__Your assignment__. Copy out every line of the data exactly; do not include the images.

__Material for the task__.
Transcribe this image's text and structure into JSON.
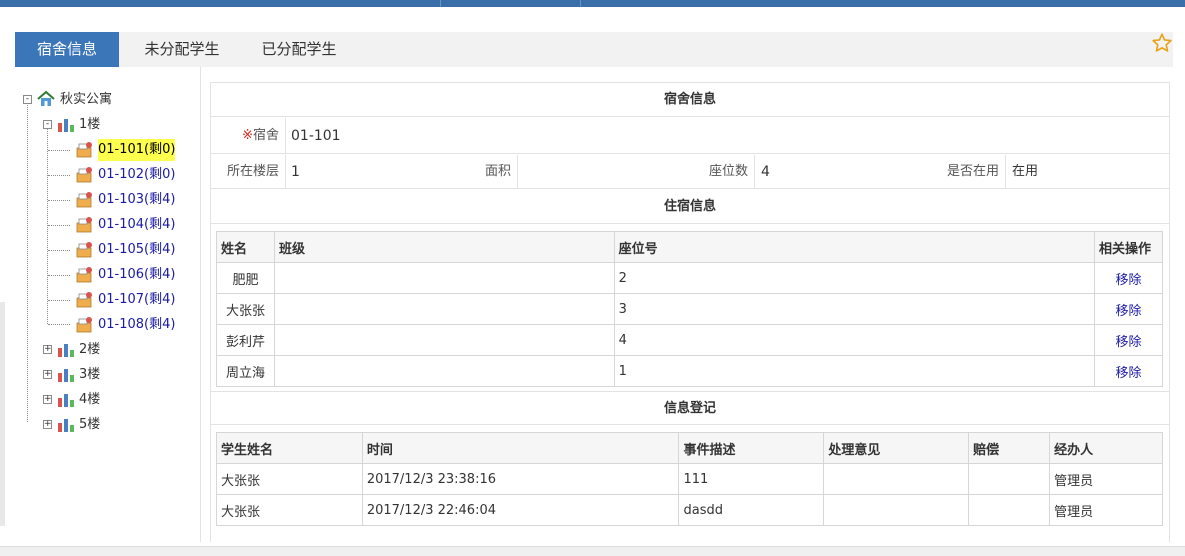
{
  "tabs": [
    {
      "label": "宿舍信息",
      "active": true
    },
    {
      "label": "未分配学生",
      "active": false
    },
    {
      "label": "已分配学生",
      "active": false
    }
  ],
  "tree": {
    "root": "秋实公寓",
    "floors": [
      "1楼",
      "2楼",
      "3楼",
      "4楼",
      "5楼"
    ],
    "rooms": [
      "01-101(剩0)",
      "01-102(剩0)",
      "01-103(剩4)",
      "01-104(剩4)",
      "01-105(剩4)",
      "01-106(剩4)",
      "01-107(剩4)",
      "01-108(剩4)"
    ],
    "selected_room": "01-101(剩0)"
  },
  "dorm": {
    "section_title": "宿舍信息",
    "room_label_mark": "※",
    "room_label": "宿舍",
    "room_value": "01-101",
    "floor_label": "所在楼层",
    "floor_value": "1",
    "area_label": "面积",
    "area_value": "",
    "seats_label": "座位数",
    "seats_value": "4",
    "inuse_label": "是否在用",
    "inuse_value": "在用"
  },
  "residents": {
    "section_title": "住宿信息",
    "headers": [
      "姓名",
      "班级",
      "座位号",
      "相关操作"
    ],
    "rows": [
      {
        "name": "肥肥",
        "class": "",
        "seat": "2",
        "action": "移除"
      },
      {
        "name": "大张张",
        "class": "",
        "seat": "3",
        "action": "移除"
      },
      {
        "name": "彭利芹",
        "class": "",
        "seat": "4",
        "action": "移除"
      },
      {
        "name": "周立海",
        "class": "",
        "seat": "1",
        "action": "移除"
      }
    ]
  },
  "records": {
    "section_title": "信息登记",
    "headers": [
      "学生姓名",
      "时间",
      "事件描述",
      "处理意见",
      "赔偿",
      "经办人"
    ],
    "rows": [
      {
        "student": "大张张",
        "time": "2017/12/3 23:38:16",
        "desc": "111",
        "opinion": "",
        "comp": "",
        "handler": "管理员"
      },
      {
        "student": "大张张",
        "time": "2017/12/3 22:46:04",
        "desc": "dasdd",
        "opinion": "",
        "comp": "",
        "handler": "管理员"
      }
    ]
  },
  "colors": {
    "accent": "#3b76b9",
    "selected_bg": "#ffff4d",
    "link": "#1a1aa6",
    "required": "#d9261c"
  },
  "icons": [
    "star-icon",
    "apartment-icon",
    "floor-icon",
    "room-icon"
  ]
}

__Expected output__.
Transcribe this image's text and structure into JSON.
{
  "tabs": [
    {
      "label": "宿舍信息",
      "active": true
    },
    {
      "label": "未分配学生",
      "active": false
    },
    {
      "label": "已分配学生",
      "active": false
    }
  ],
  "tree": {
    "root": "秋实公寓",
    "floors": [
      "1楼",
      "2楼",
      "3楼",
      "4楼",
      "5楼"
    ],
    "rooms": [
      "01-101(剩0)",
      "01-102(剩0)",
      "01-103(剩4)",
      "01-104(剩4)",
      "01-105(剩4)",
      "01-106(剩4)",
      "01-107(剩4)",
      "01-108(剩4)"
    ],
    "selected_room": "01-101(剩0)"
  },
  "dorm": {
    "section_title": "宿舍信息",
    "room_label_mark": "※",
    "room_label": "宿舍",
    "room_value": "01-101",
    "floor_label": "所在楼层",
    "floor_value": "1",
    "area_label": "面积",
    "area_value": "",
    "seats_label": "座位数",
    "seats_value": "4",
    "inuse_label": "是否在用",
    "inuse_value": "在用"
  },
  "residents": {
    "section_title": "住宿信息",
    "headers": [
      "姓名",
      "班级",
      "座位号",
      "相关操作"
    ],
    "rows": [
      {
        "name": "肥肥",
        "class": "",
        "seat": "2",
        "action": "移除"
      },
      {
        "name": "大张张",
        "class": "",
        "seat": "3",
        "action": "移除"
      },
      {
        "name": "彭利芹",
        "class": "",
        "seat": "4",
        "action": "移除"
      },
      {
        "name": "周立海",
        "class": "",
        "seat": "1",
        "action": "移除"
      }
    ]
  },
  "records": {
    "section_title": "信息登记",
    "headers": [
      "学生姓名",
      "时间",
      "事件描述",
      "处理意见",
      "赔偿",
      "经办人"
    ],
    "rows": [
      {
        "student": "大张张",
        "time": "2017/12/3 23:38:16",
        "desc": "111",
        "opinion": "",
        "comp": "",
        "handler": "管理员"
      },
      {
        "student": "大张张",
        "time": "2017/12/3 22:46:04",
        "desc": "dasdd",
        "opinion": "",
        "comp": "",
        "handler": "管理员"
      }
    ]
  },
  "colors": {
    "accent": "#3b76b9",
    "selected_bg": "#ffff4d",
    "link": "#1a1aa6",
    "required": "#d9261c"
  },
  "icons": [
    "star-icon",
    "apartment-icon",
    "floor-icon",
    "room-icon"
  ]
}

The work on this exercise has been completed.